She debuted R.S.V.P. I in 1977 at Just Above Midtown (JAM), a pioneering nonprofit artists space in New York City that regularly exhibited works by artists of color. While her art challenges viewers to consider issues of identity such as race, gender, and the body, she also infuses her work with humor: “The first reaction is to giggle because you see something so common as panty hose being used in sculpture. And then again, you get deeper into the piece as you stay with it.”3
A three-dimensional work of art made by a variety of means, including carving wood, chiseling stone, casting or welding metal, molding clay or wax, or assembling materials.
A classification system that organizes humans into large and distinct groupings based on appearance or geographical lineages. The concept of race has been criticized for being a simplistic, socially constructed categorization that has led to racism, or the unequal and unfair treatment of people based on race.
“R.S.V.P.” is an acronym for the French phrase “répondez s’il vous plaît,” or “respond, please”—an acronym that appears on invitations for parties and events. Nengudi has said that she called this series of works R.S.V.P. “because I wanted people to respond.”4
It’s in the Bag
“Because there was always an issue about money, my concept was I could take a whole show and put it in my purse,” Nengudi said. “I could take it out of my purse and hang it up and there you are—there would be no costs for installing or shipping. I liked this idea that a woman’s life is in her purse.”4
Dance and the Body

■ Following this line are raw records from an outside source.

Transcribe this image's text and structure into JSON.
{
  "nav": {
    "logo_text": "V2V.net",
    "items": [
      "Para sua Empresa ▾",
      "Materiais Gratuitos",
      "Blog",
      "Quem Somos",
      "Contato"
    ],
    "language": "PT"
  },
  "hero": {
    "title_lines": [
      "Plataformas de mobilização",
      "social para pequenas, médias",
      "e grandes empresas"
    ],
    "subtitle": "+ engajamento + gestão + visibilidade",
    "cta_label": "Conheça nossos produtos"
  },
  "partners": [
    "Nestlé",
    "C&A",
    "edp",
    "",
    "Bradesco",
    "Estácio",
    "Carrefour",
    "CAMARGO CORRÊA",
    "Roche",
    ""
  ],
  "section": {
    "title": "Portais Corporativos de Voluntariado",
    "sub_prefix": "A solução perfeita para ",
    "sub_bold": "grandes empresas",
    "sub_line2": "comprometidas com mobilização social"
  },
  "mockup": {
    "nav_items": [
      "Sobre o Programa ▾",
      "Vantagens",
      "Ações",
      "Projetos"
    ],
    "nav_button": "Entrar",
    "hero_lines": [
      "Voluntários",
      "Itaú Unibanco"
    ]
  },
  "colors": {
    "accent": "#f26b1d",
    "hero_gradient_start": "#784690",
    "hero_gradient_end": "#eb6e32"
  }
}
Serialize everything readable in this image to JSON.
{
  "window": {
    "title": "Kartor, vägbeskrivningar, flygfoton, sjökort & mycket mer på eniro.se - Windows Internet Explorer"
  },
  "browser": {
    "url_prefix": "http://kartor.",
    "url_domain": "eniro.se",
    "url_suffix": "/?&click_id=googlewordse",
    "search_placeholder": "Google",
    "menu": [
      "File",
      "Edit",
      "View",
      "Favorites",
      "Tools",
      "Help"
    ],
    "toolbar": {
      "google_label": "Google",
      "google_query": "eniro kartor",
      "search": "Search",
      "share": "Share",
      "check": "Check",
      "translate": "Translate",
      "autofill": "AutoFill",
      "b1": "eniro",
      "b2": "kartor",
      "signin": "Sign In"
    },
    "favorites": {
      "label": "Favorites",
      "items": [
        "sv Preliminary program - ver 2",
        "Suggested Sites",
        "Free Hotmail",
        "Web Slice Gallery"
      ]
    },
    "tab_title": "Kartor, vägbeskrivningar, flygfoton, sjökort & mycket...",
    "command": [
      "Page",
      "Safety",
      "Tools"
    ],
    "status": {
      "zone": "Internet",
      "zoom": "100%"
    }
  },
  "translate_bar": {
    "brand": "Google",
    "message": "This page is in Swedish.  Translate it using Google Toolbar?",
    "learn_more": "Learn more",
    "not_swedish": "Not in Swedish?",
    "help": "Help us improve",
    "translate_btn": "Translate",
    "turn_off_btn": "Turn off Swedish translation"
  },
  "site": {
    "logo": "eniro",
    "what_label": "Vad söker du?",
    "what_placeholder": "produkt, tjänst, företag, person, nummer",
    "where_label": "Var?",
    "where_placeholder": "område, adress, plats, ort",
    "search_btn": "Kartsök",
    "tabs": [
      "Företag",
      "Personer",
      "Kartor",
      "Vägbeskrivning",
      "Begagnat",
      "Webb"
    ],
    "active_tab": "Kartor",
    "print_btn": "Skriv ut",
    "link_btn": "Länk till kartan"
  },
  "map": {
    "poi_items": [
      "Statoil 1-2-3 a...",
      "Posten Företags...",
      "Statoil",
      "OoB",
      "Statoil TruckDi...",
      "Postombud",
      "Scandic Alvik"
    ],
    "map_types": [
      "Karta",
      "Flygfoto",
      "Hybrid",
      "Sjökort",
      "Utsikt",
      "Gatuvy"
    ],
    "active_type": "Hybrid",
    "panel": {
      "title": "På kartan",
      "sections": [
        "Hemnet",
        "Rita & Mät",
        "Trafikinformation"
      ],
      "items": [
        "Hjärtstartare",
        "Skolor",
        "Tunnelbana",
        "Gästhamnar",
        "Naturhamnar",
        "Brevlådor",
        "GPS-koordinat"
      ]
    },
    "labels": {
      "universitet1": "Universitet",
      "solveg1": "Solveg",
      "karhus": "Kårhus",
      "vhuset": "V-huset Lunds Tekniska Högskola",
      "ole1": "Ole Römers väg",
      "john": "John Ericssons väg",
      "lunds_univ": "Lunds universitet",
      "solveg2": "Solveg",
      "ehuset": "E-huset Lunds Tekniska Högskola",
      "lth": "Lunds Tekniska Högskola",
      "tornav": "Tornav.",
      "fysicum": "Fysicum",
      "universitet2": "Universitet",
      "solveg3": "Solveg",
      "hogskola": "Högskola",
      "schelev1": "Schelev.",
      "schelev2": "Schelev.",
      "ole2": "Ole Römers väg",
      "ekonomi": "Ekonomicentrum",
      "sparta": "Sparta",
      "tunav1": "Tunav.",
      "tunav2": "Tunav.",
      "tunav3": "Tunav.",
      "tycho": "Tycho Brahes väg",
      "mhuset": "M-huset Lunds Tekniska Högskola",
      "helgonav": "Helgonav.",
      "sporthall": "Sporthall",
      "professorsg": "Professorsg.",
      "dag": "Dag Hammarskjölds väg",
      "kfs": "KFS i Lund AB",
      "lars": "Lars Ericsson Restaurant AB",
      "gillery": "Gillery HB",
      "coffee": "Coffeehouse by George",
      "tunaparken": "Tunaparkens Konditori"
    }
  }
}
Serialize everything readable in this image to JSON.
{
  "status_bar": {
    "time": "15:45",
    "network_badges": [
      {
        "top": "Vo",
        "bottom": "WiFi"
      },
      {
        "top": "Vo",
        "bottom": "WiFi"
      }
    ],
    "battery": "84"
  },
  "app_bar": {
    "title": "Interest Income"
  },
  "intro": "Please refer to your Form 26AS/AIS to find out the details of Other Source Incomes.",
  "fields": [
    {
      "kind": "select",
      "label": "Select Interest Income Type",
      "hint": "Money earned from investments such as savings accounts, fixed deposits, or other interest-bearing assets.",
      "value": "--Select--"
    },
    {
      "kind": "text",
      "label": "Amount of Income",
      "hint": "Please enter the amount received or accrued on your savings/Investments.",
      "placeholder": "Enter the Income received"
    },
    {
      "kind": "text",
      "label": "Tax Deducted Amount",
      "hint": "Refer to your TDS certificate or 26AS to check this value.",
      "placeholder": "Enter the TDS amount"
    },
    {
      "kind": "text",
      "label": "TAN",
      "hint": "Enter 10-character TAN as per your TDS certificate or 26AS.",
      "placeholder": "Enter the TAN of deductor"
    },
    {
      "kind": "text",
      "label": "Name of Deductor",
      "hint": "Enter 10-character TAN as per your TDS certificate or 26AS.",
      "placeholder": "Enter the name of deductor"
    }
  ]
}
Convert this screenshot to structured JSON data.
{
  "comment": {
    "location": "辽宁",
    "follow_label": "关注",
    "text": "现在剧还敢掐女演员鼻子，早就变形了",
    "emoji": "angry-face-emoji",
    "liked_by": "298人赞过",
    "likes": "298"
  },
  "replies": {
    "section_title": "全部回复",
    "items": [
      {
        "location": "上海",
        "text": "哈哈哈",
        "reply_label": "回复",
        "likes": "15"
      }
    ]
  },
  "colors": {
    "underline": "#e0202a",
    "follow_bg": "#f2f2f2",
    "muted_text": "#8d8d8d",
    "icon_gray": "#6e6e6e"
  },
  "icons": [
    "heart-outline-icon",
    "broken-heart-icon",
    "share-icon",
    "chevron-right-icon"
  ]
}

Nengudi spent a year studying dance in Japan at the beginning of the 1970s, and she says that “the movement of the body through space has been an important component of my art practice.”2